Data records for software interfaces
· · · ·
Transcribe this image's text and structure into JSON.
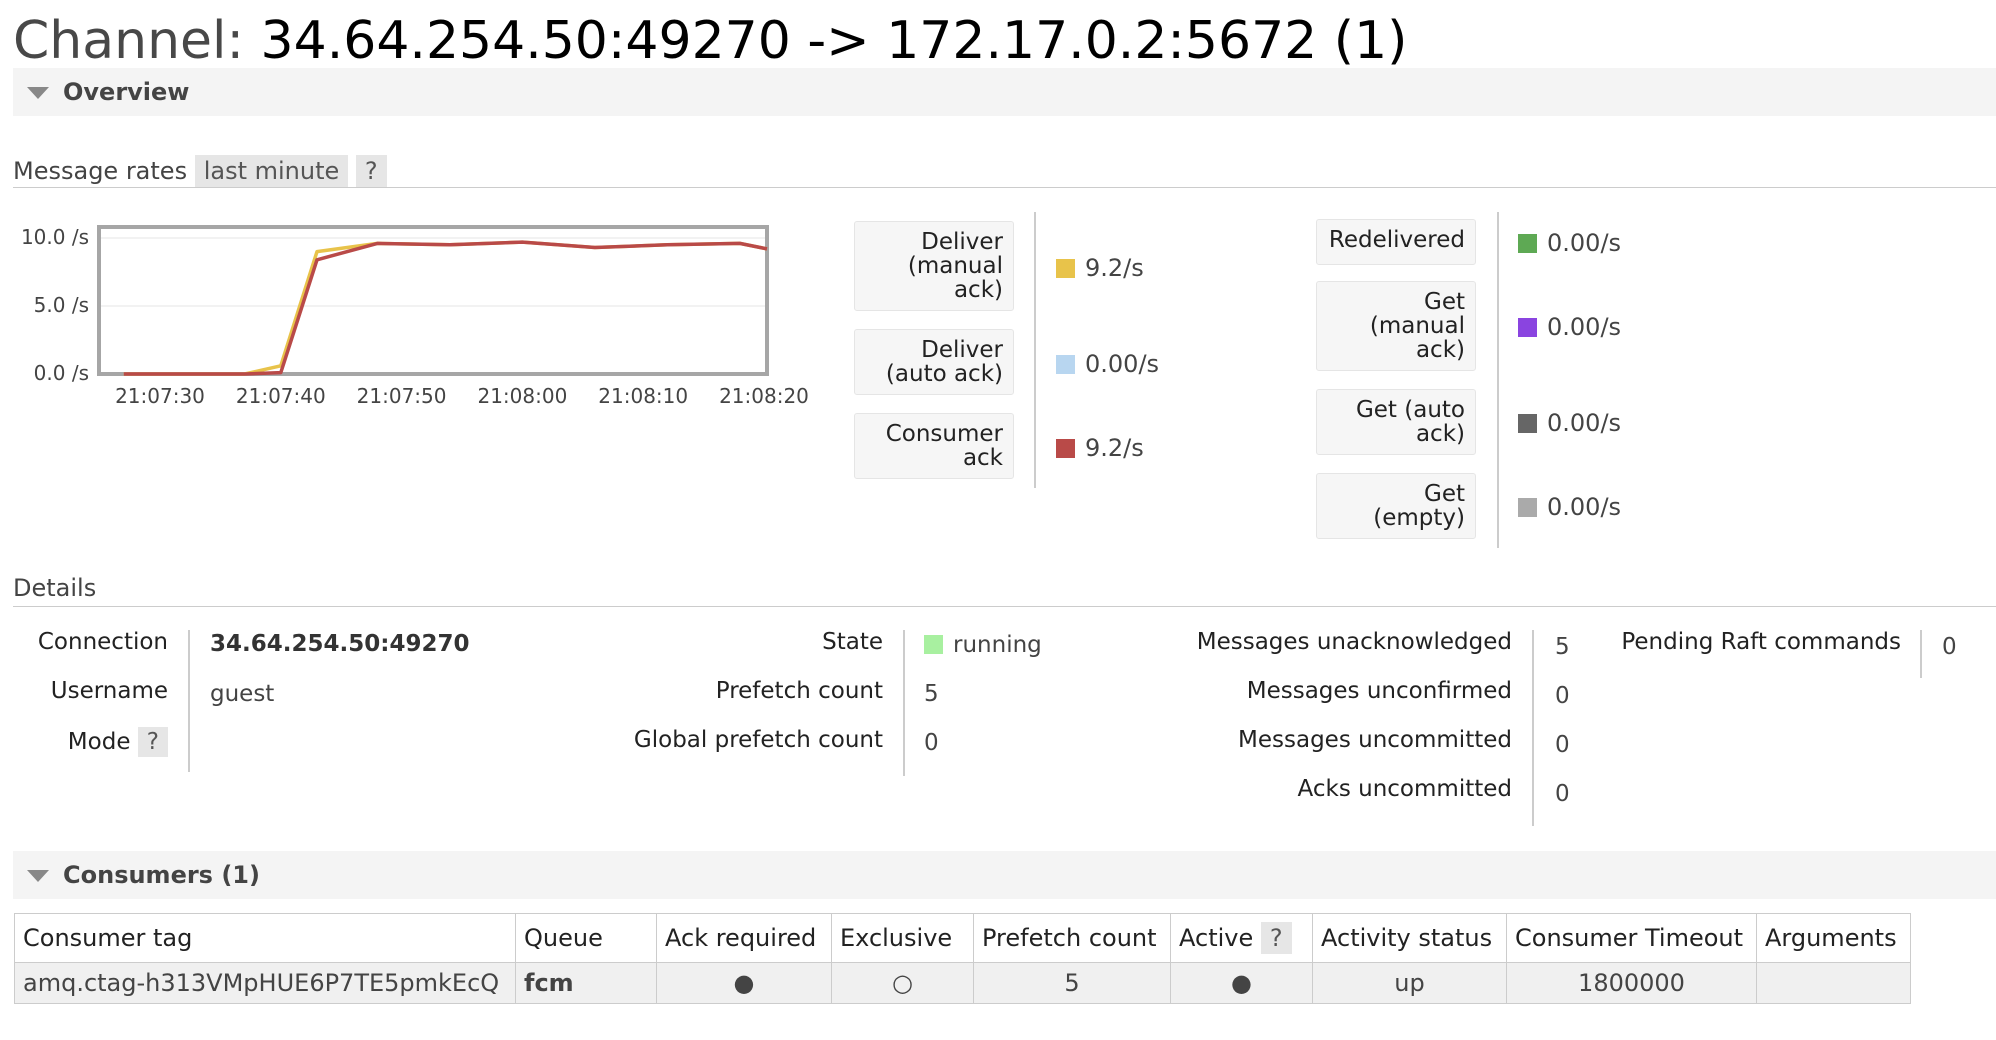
{
  "title": {
    "label": "Channel:",
    "value": "34.64.254.50:49270 -> 172.17.0.2:5672 (1)"
  },
  "overview": {
    "label": "Overview"
  },
  "message_rates": {
    "label": "Message rates",
    "range": "last minute",
    "help": "?"
  },
  "chart_data": {
    "type": "line",
    "x": [
      "21:07:27",
      "21:07:32",
      "21:07:37",
      "21:07:40",
      "21:07:43",
      "21:07:48",
      "21:07:54",
      "21:08:00",
      "21:08:06",
      "21:08:12",
      "21:08:18",
      "21:08:22"
    ],
    "x_ticks": [
      "21:07:30",
      "21:07:40",
      "21:07:50",
      "21:08:00",
      "21:08:10",
      "21:08:20"
    ],
    "y_ticks": [
      "10.0 /s",
      "5.0 /s",
      "0.0 /s"
    ],
    "ylim": [
      0,
      10
    ],
    "series": [
      {
        "name": "Deliver (manual ack)",
        "color": "#e8c34a",
        "values": [
          0,
          0,
          0,
          0.6,
          9.0,
          9.6,
          9.5,
          9.7,
          9.3,
          9.5,
          9.6,
          9.2
        ]
      },
      {
        "name": "Consumer ack",
        "color": "#b94a48",
        "values": [
          0,
          0,
          0,
          0.1,
          8.4,
          9.6,
          9.5,
          9.7,
          9.3,
          9.5,
          9.6,
          9.2
        ]
      }
    ]
  },
  "legend_left": [
    {
      "label": "Deliver (manual ack)",
      "value": "9.2/s",
      "color": "#e8c34a"
    },
    {
      "label": "Deliver (auto ack)",
      "value": "0.00/s",
      "color": "#b8d6f0"
    },
    {
      "label": "Consumer ack",
      "value": "9.2/s",
      "color": "#b94a48"
    }
  ],
  "legend_right": [
    {
      "label": "Redelivered",
      "value": "0.00/s",
      "color": "#5ea954"
    },
    {
      "label": "Get (manual ack)",
      "value": "0.00/s",
      "color": "#8a44e0"
    },
    {
      "label": "Get (auto ack)",
      "value": "0.00/s",
      "color": "#666666"
    },
    {
      "label": "Get (empty)",
      "value": "0.00/s",
      "color": "#aaaaaa"
    }
  ],
  "details": {
    "label": "Details",
    "connection_label": "Connection",
    "connection_value": "34.64.254.50:49270",
    "username_label": "Username",
    "username_value": "guest",
    "mode_label": "Mode",
    "mode_help": "?",
    "state_label": "State",
    "state_value": "running",
    "state_color": "#a8f0a0",
    "prefetch_label": "Prefetch count",
    "prefetch_value": "5",
    "global_prefetch_label": "Global prefetch count",
    "global_prefetch_value": "0",
    "unacked_label": "Messages unacknowledged",
    "unacked_value": "5",
    "unconfirmed_label": "Messages unconfirmed",
    "unconfirmed_value": "0",
    "uncommitted_label": "Messages uncommitted",
    "uncommitted_value": "0",
    "acks_uncommitted_label": "Acks uncommitted",
    "acks_uncommitted_value": "0",
    "raft_label": "Pending Raft commands",
    "raft_value": "0"
  },
  "consumers": {
    "label": "Consumers (1)",
    "columns": [
      "Consumer tag",
      "Queue",
      "Ack required",
      "Exclusive",
      "Prefetch count",
      "Active",
      "Activity status",
      "Consumer Timeout",
      "Arguments"
    ],
    "active_help": "?",
    "rows": [
      {
        "tag": "amq.ctag-h313VMpHUE6P7TE5pmkEcQ",
        "queue": "fcm",
        "ack_required": "●",
        "exclusive": "○",
        "prefetch": "5",
        "active": "●",
        "activity_status": "up",
        "timeout": "1800000",
        "arguments": ""
      }
    ]
  }
}
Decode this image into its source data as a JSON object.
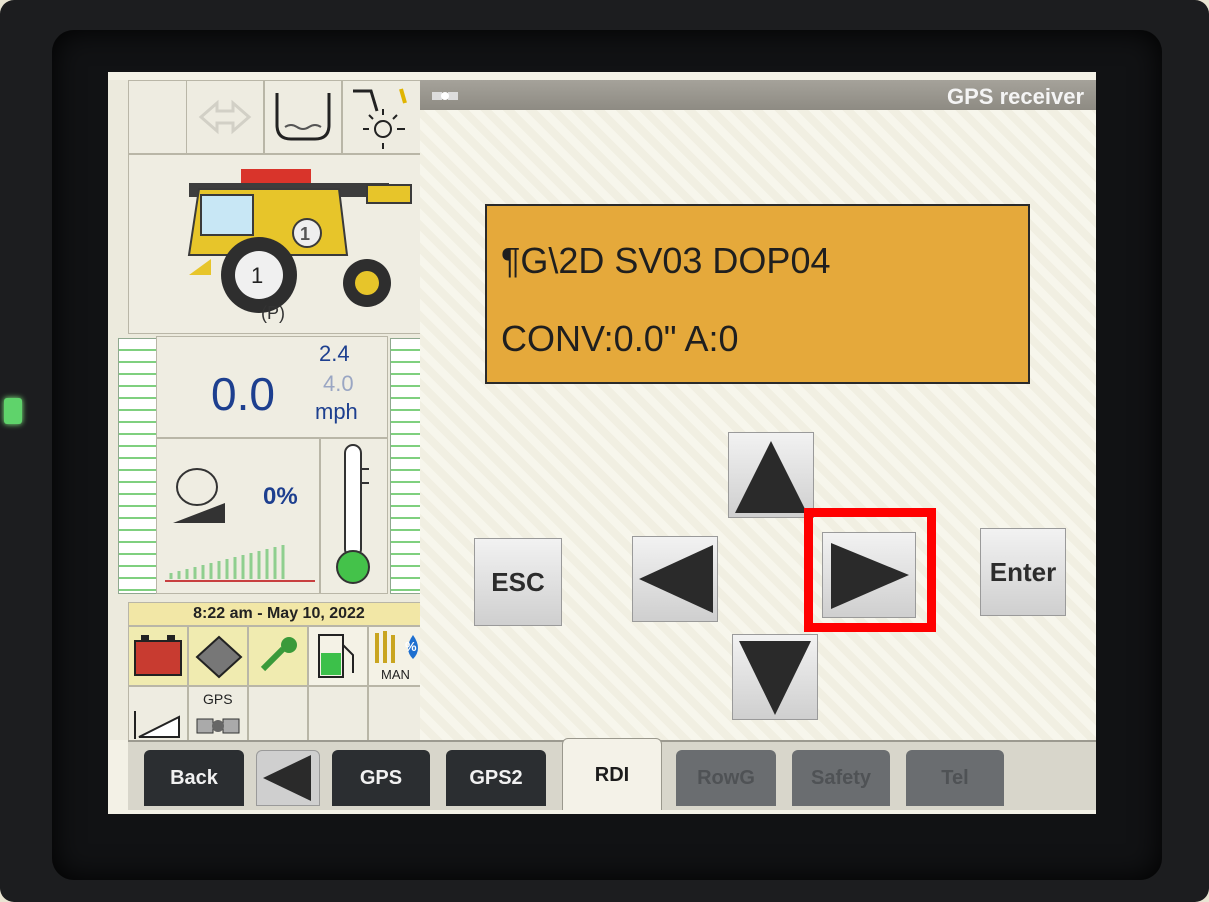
{
  "window": {
    "title": "GPS receiver"
  },
  "lcd": {
    "line1": "¶G\\2D  SV03 DOP04",
    "line2": "CONV:0.0\" A:0"
  },
  "keys": {
    "esc": "ESC",
    "enter": "Enter"
  },
  "status": {
    "speed": "0.0",
    "speed_top": "2.4",
    "speed_bottom": "4.0",
    "unit": "mph",
    "percent": "0%",
    "park": "(P)",
    "combine_number": "1",
    "datetime": "8:22 am - May 10, 2022",
    "gps_label": "GPS",
    "man_label": "MAN",
    "percent_badge": "%"
  },
  "tabs": [
    {
      "label": "Back",
      "state": "normal"
    },
    {
      "label": "GPS",
      "state": "normal"
    },
    {
      "label": "GPS2",
      "state": "normal"
    },
    {
      "label": "RDI",
      "state": "active"
    },
    {
      "label": "RowG",
      "state": "disabled"
    },
    {
      "label": "Safety",
      "state": "disabled"
    },
    {
      "label": "Tel",
      "state": "disabled"
    }
  ],
  "colors": {
    "lcd": "#e5a93b",
    "highlight": "#ff0000",
    "speed": "#1d3f8f",
    "tab_dark": "#2b2e31"
  }
}
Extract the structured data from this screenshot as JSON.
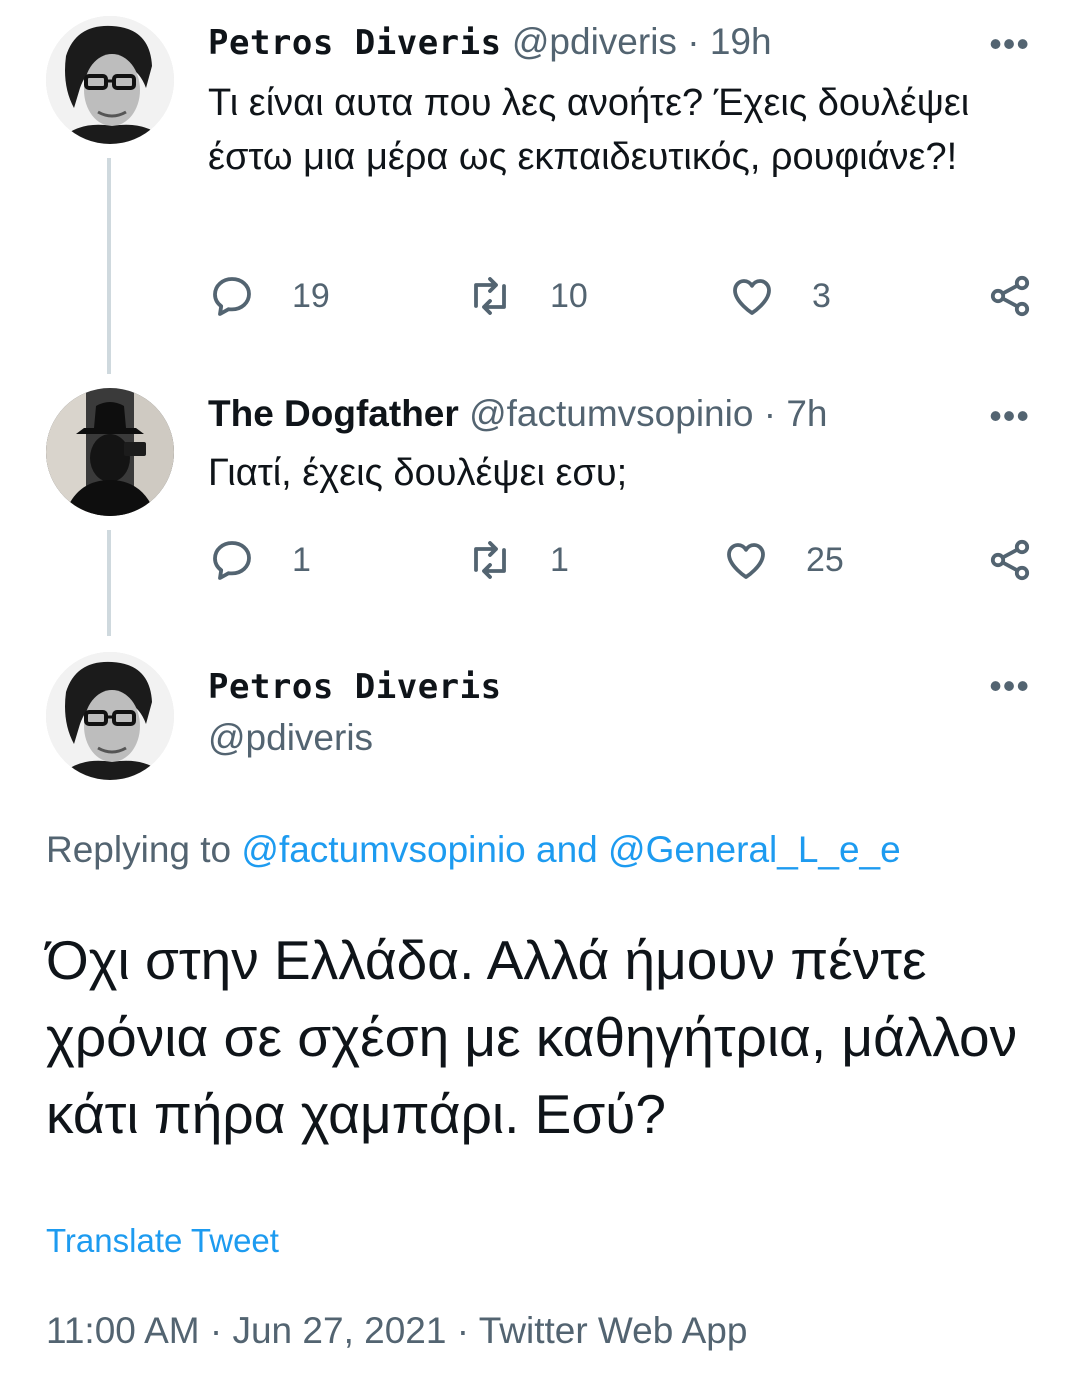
{
  "colors": {
    "accent": "#1d9bf0",
    "muted": "#536471",
    "text": "#0f1419",
    "thread_line": "#cfd9de"
  },
  "tweets": [
    {
      "name": "Petros Diveris",
      "handle": "@pdiveris",
      "sep": "·",
      "time": "19h",
      "more": "•••",
      "text": "Τι είναι αυτα που λες ανοήτε? Έχεις δουλέψει έστω μια μέρα ως εκπαιδευτικός, ρουφιάνε?!",
      "avatar_icon": "avatar-photo-man-glasses",
      "actions": {
        "replies": "19",
        "retweets": "10",
        "likes": "3"
      }
    },
    {
      "name": "The Dogfather",
      "handle": "@factumvsopinio",
      "sep": "·",
      "time": "7h",
      "more": "•••",
      "text": "Γιατί, έχεις δουλέψει εσυ;",
      "avatar_icon": "avatar-photo-silhouette-hat",
      "actions": {
        "replies": "1",
        "retweets": "1",
        "likes": "25"
      }
    }
  ],
  "main": {
    "name": "Petros Diveris",
    "handle": "@pdiveris",
    "more": "•••",
    "replying_prefix": "Replying to",
    "replying_user1": "@factumvsopinio",
    "replying_and": "and",
    "replying_user2": "@General_L_e_e",
    "text": "Όχι στην Ελλάδα. Αλλά ήμουν πέντε χρόνια σε σχέση με καθηγήτρια, μάλλον κάτι πήρα χαμπάρι. Εσύ?",
    "translate": "Translate Tweet",
    "time": "11:00 AM",
    "sep": "·",
    "date": "Jun 27, 2021",
    "source": "Twitter Web App"
  },
  "icons": [
    "reply-icon",
    "retweet-icon",
    "like-icon",
    "share-icon",
    "more-icon"
  ]
}
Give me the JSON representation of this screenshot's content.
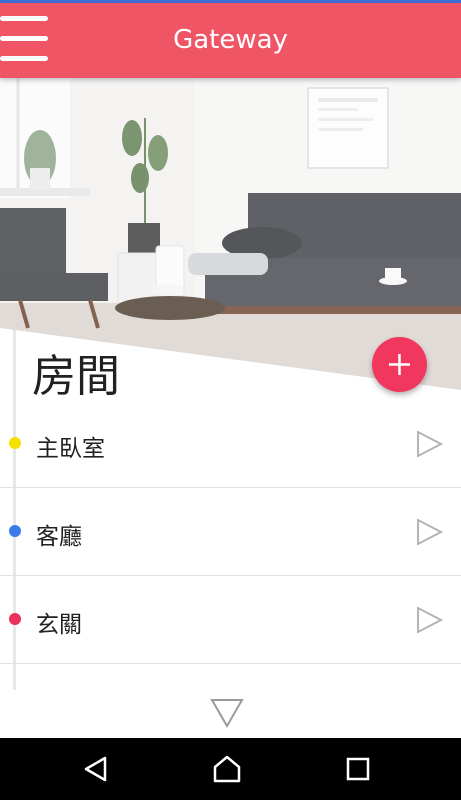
{
  "app_bar": {
    "title": "Gateway",
    "menu_icon": "hamburger-menu-icon",
    "color": "#f05566"
  },
  "hero": {
    "description_icon": "living-room-photo"
  },
  "section": {
    "title": "房間"
  },
  "fab": {
    "icon": "plus-icon",
    "color": "#f2375e"
  },
  "rooms": [
    {
      "name": "主臥室",
      "dot_color": "#f5e100",
      "action_icon": "play-icon"
    },
    {
      "name": "客廳",
      "dot_color": "#3d7aea",
      "action_icon": "play-icon"
    },
    {
      "name": "玄關",
      "dot_color": "#ec2f5c",
      "action_icon": "play-icon"
    }
  ],
  "more_icon": "expand-down-icon",
  "nav_bar": {
    "back_icon": "back-icon",
    "home_icon": "home-icon",
    "recents_icon": "recents-icon"
  }
}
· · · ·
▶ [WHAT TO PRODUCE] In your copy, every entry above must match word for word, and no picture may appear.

▶ [WRITTEN SOLUTION]
Transcribe this image's text and structure into JSON.
{
  "title": {
    "label": "Channel:",
    "value": "34.64.254.50:49270 -> 172.17.0.2:5672 (1)"
  },
  "overview": {
    "label": "Overview"
  },
  "message_rates": {
    "label": "Message rates",
    "range": "last minute",
    "help": "?"
  },
  "chart_data": {
    "type": "line",
    "x": [
      "21:07:27",
      "21:07:32",
      "21:07:37",
      "21:07:40",
      "21:07:43",
      "21:07:48",
      "21:07:54",
      "21:08:00",
      "21:08:06",
      "21:08:12",
      "21:08:18",
      "21:08:22"
    ],
    "x_ticks": [
      "21:07:30",
      "21:07:40",
      "21:07:50",
      "21:08:00",
      "21:08:10",
      "21:08:20"
    ],
    "y_ticks": [
      "10.0 /s",
      "5.0 /s",
      "0.0 /s"
    ],
    "ylim": [
      0,
      10
    ],
    "series": [
      {
        "name": "Deliver (manual ack)",
        "color": "#e8c34a",
        "values": [
          0,
          0,
          0,
          0.6,
          9.0,
          9.6,
          9.5,
          9.7,
          9.3,
          9.5,
          9.6,
          9.2
        ]
      },
      {
        "name": "Consumer ack",
        "color": "#b94a48",
        "values": [
          0,
          0,
          0,
          0.1,
          8.4,
          9.6,
          9.5,
          9.7,
          9.3,
          9.5,
          9.6,
          9.2
        ]
      }
    ]
  },
  "legend_left": [
    {
      "label": "Deliver (manual ack)",
      "value": "9.2/s",
      "color": "#e8c34a"
    },
    {
      "label": "Deliver (auto ack)",
      "value": "0.00/s",
      "color": "#b8d6f0"
    },
    {
      "label": "Consumer ack",
      "value": "9.2/s",
      "color": "#b94a48"
    }
  ],
  "legend_right": [
    {
      "label": "Redelivered",
      "value": "0.00/s",
      "color": "#5ea954"
    },
    {
      "label": "Get (manual ack)",
      "value": "0.00/s",
      "color": "#8a44e0"
    },
    {
      "label": "Get (auto ack)",
      "value": "0.00/s",
      "color": "#666666"
    },
    {
      "label": "Get (empty)",
      "value": "0.00/s",
      "color": "#aaaaaa"
    }
  ],
  "details": {
    "label": "Details",
    "connection_label": "Connection",
    "connection_value": "34.64.254.50:49270",
    "username_label": "Username",
    "username_value": "guest",
    "mode_label": "Mode",
    "mode_help": "?",
    "state_label": "State",
    "state_value": "running",
    "state_color": "#a8f0a0",
    "prefetch_label": "Prefetch count",
    "prefetch_value": "5",
    "global_prefetch_label": "Global prefetch count",
    "global_prefetch_value": "0",
    "unacked_label": "Messages unacknowledged",
    "unacked_value": "5",
    "unconfirmed_label": "Messages unconfirmed",
    "unconfirmed_value": "0",
    "uncommitted_label": "Messages uncommitted",
    "uncommitted_value": "0",
    "acks_uncommitted_label": "Acks uncommitted",
    "acks_uncommitted_value": "0",
    "raft_label": "Pending Raft commands",
    "raft_value": "0"
  },
  "consumers": {
    "label": "Consumers (1)",
    "columns": [
      "Consumer tag",
      "Queue",
      "Ack required",
      "Exclusive",
      "Prefetch count",
      "Active",
      "Activity status",
      "Consumer Timeout",
      "Arguments"
    ],
    "active_help": "?",
    "rows": [
      {
        "tag": "amq.ctag-h313VMpHUE6P7TE5pmkEcQ",
        "queue": "fcm",
        "ack_required": "●",
        "exclusive": "○",
        "prefetch": "5",
        "active": "●",
        "activity_status": "up",
        "timeout": "1800000",
        "arguments": ""
      }
    ]
  }
}
Decode this image into its source data as a JSON object.
{
  "window": {
    "title": "GPS receiver"
  },
  "lcd": {
    "line1": "¶G\\2D  SV03 DOP04",
    "line2": "CONV:0.0\" A:0"
  },
  "keys": {
    "esc": "ESC",
    "enter": "Enter"
  },
  "status": {
    "speed": "0.0",
    "speed_top": "2.4",
    "speed_bottom": "4.0",
    "unit": "mph",
    "percent": "0%",
    "park": "(P)",
    "combine_number": "1",
    "datetime": "8:22 am - May 10, 2022",
    "gps_label": "GPS",
    "man_label": "MAN",
    "percent_badge": "%"
  },
  "tabs": [
    {
      "label": "Back",
      "state": "normal"
    },
    {
      "label": "GPS",
      "state": "normal"
    },
    {
      "label": "GPS2",
      "state": "normal"
    },
    {
      "label": "RDI",
      "state": "active"
    },
    {
      "label": "RowG",
      "state": "disabled"
    },
    {
      "label": "Safety",
      "state": "disabled"
    },
    {
      "label": "Tel",
      "state": "disabled"
    }
  ],
  "colors": {
    "lcd": "#e5a93b",
    "highlight": "#ff0000",
    "speed": "#1d3f8f",
    "tab_dark": "#2b2e31"
  }
}
Extract the structured data from this screenshot as JSON.
{
  "colors": {
    "accent": "#1d9bf0",
    "muted": "#536471",
    "text": "#0f1419",
    "thread_line": "#cfd9de"
  },
  "tweets": [
    {
      "name": "Petros Diveris",
      "handle": "@pdiveris",
      "sep": "·",
      "time": "19h",
      "more": "•••",
      "text": "Τι είναι αυτα που λες ανοήτε? Έχεις δουλέψει έστω μια μέρα ως εκπαιδευτικός, ρουφιάνε?!",
      "avatar_icon": "avatar-photo-man-glasses",
      "actions": {
        "replies": "19",
        "retweets": "10",
        "likes": "3"
      }
    },
    {
      "name": "The Dogfather",
      "handle": "@factumvsopinio",
      "sep": "·",
      "time": "7h",
      "more": "•••",
      "text": "Γιατί, έχεις δουλέψει εσυ;",
      "avatar_icon": "avatar-photo-silhouette-hat",
      "actions": {
        "replies": "1",
        "retweets": "1",
        "likes": "25"
      }
    }
  ],
  "main": {
    "name": "Petros Diveris",
    "handle": "@pdiveris",
    "more": "•••",
    "replying_prefix": "Replying to",
    "replying_user1": "@factumvsopinio",
    "replying_and": "and",
    "replying_user2": "@General_L_e_e",
    "text": "Όχι στην Ελλάδα. Αλλά ήμουν πέντε χρόνια σε σχέση με καθηγήτρια, μάλλον κάτι πήρα χαμπάρι. Εσύ?",
    "translate": "Translate Tweet",
    "time": "11:00 AM",
    "sep": "·",
    "date": "Jun 27, 2021",
    "source": "Twitter Web App"
  },
  "icons": [
    "reply-icon",
    "retweet-icon",
    "like-icon",
    "share-icon",
    "more-icon"
  ]
}
Give me the JSON representation of this screenshot's content.
{
  "app_bar": {
    "title": "Gateway",
    "menu_icon": "hamburger-menu-icon",
    "color": "#f05566"
  },
  "hero": {
    "description_icon": "living-room-photo"
  },
  "section": {
    "title": "房間"
  },
  "fab": {
    "icon": "plus-icon",
    "color": "#f2375e"
  },
  "rooms": [
    {
      "name": "主臥室",
      "dot_color": "#f5e100",
      "action_icon": "play-icon"
    },
    {
      "name": "客廳",
      "dot_color": "#3d7aea",
      "action_icon": "play-icon"
    },
    {
      "name": "玄關",
      "dot_color": "#ec2f5c",
      "action_icon": "play-icon"
    }
  ],
  "more_icon": "expand-down-icon",
  "nav_bar": {
    "back_icon": "back-icon",
    "home_icon": "home-icon",
    "recents_icon": "recents-icon"
  }
}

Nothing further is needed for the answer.